Improving backfill efficiency and worker safety in underground mining
Victaulic explains how diverter valves are changing the playing field
Over the past decade, mine owners have increased the use of backfill systems to manage waste and enhance ore recovery in underground mines, and automated systems are now playing a significant role in helping to improve efficiency and worker safety.
Historically, mine owners were slow to adopt paste reticulation systems due to the cost of backfilling equipment and the amount of time required for manual operation. Owners opted for mining top-down in some cases, using cemented rockfill to stabilize stopes even though this approach is less effective than backfill paste to ensure full confinement of hanging walls.
There is no question that manual backfilling is a time-consuming process. In reticulation systems where there are no diverter valves, a worker must travel to the lockout location, perform the lockout (which in some mines takes place on the surface), travel to the switching location, manually switch the pipe, and return to the lockout location to remove the locks. Performing this can take a team of three paste operators anywhere from two to five hours, depending on the layout of the mine and the lockout procedure employed.
Diverter valves change the playing field. Using a remotely operated valve that allows paste to be diverted without manual intervention eliminates delays so paste filling can begin quickly and seamlessly and removes workers from areas where they are at risk. An automated system also enables rotation to occur during otherwise nonproductive times, such as shift changes. There is no need for physical intervention, which makes it possible for workers who were previously required for paste operations to perform other tasks. This gain in productive time has a significant impact on the bottom line.

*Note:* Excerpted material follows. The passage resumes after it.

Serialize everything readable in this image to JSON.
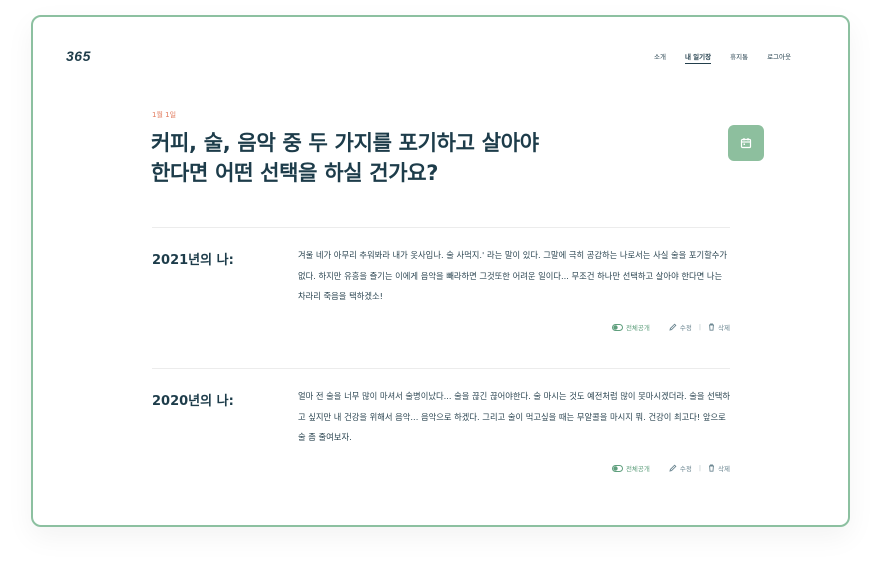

Unfortunately, many owners have not yet adopted this technology, assuming that automated equipment is cost-prohibitive. And that means they not only miss out on the financial benefits, but they also miss the opportunity to improve worker safety.
New Victaulic remotely actuated diverter valve
The remotely operated Victaulic Series 725T 4-way diverter valve builds on the original design for enhanced functionality. The internal rotating plug has three flow positions, with two primary outlets for directing paste or hydraulic backfill through the reticulation system to fill the appropriate stopes and a third, clearly marked, drain outlet for flush water diversion and emergency backfill dumping. The 90-degree rotation to the tapered drain port enables quick diversion of flow to mitigate water hammer during flush water diversion.
The valve is compact for easy install in tight underground environments and can be configured with several styles of grooved end connections. Manufactured with high-performance, resilient materials, it can accommodate pressures to 1,500 psi. A polyurethane seat provides long-life wear resistance, and martensitic stainless-steel wetted surfaces prevent premature erosion and corrosion.
Proving value through performance
In a recent installation, this automated diverter valve replaced manual diversion in a reticulation system. The mine had been using an open stope, retreat mining method to extract gold ore. The open stopes ranged from 500 cubic metres to 2,700 cubic metres, with an average size of 1,500 cubic metres, requiring between 100,000-110,000 cubic metres of backfill per year. Because of the relatively flat dipping nature of the orebody, the hanging walls required topping up with a flowable mixture of sand, cement, and water to prevent hanging wall failure. Although this manual backfill method was effective, it was slow, and operating costs were high.
The operator decided to switch to paste backfill to ensure that the backfill achieved full confinement of hanging wall voids while increasing mine productivity, lowering dilution, and reducing operating costs. The installation employed automated diverter valves in the reticulation system that could be monitored and actuated from an aboveground control room. The installation of an automated diverter valve streamlined the paste reticulation process, minimizing nonproductive time and moving workers out of harm’s way.
The enhanced design of the diverter valve itself eliminates all exposed moving parts, which further improves worker safety. In the unlikely event of seal wear on the valve, all media remain contained within the valve body. This feature offers advantages over other diverter valves that rely on exposed compression seals between the body and sliding plates or rotating discs that expose operators to high-pressure media spray and seal leakage if there is a failure during operation or during the flushing process.
This valve also allows for local actuation. An operator can switch the diverter control unit to local actuation, move the valve away from the line that is being worked on, and lock out the actuator to isolate the line. This functionality provides the highest level of safety for operators because it allows them to manage the process without relying on someone else to ensure isolation.
Facilitating efficient operations
Today, valves developed specifically for backfill are more compact and safer to operate underground than ever before, and as backfill systems continue to evolve, so does the development of automated diverter valves. The results gained by installing these advanced valves prove that functionality and worker safety can be improved through automation and that better designs can deliver greater efficiencies and better economics for facility owners.
Marc Carriere is global mining manager with Victaulic (www.victaulic.com).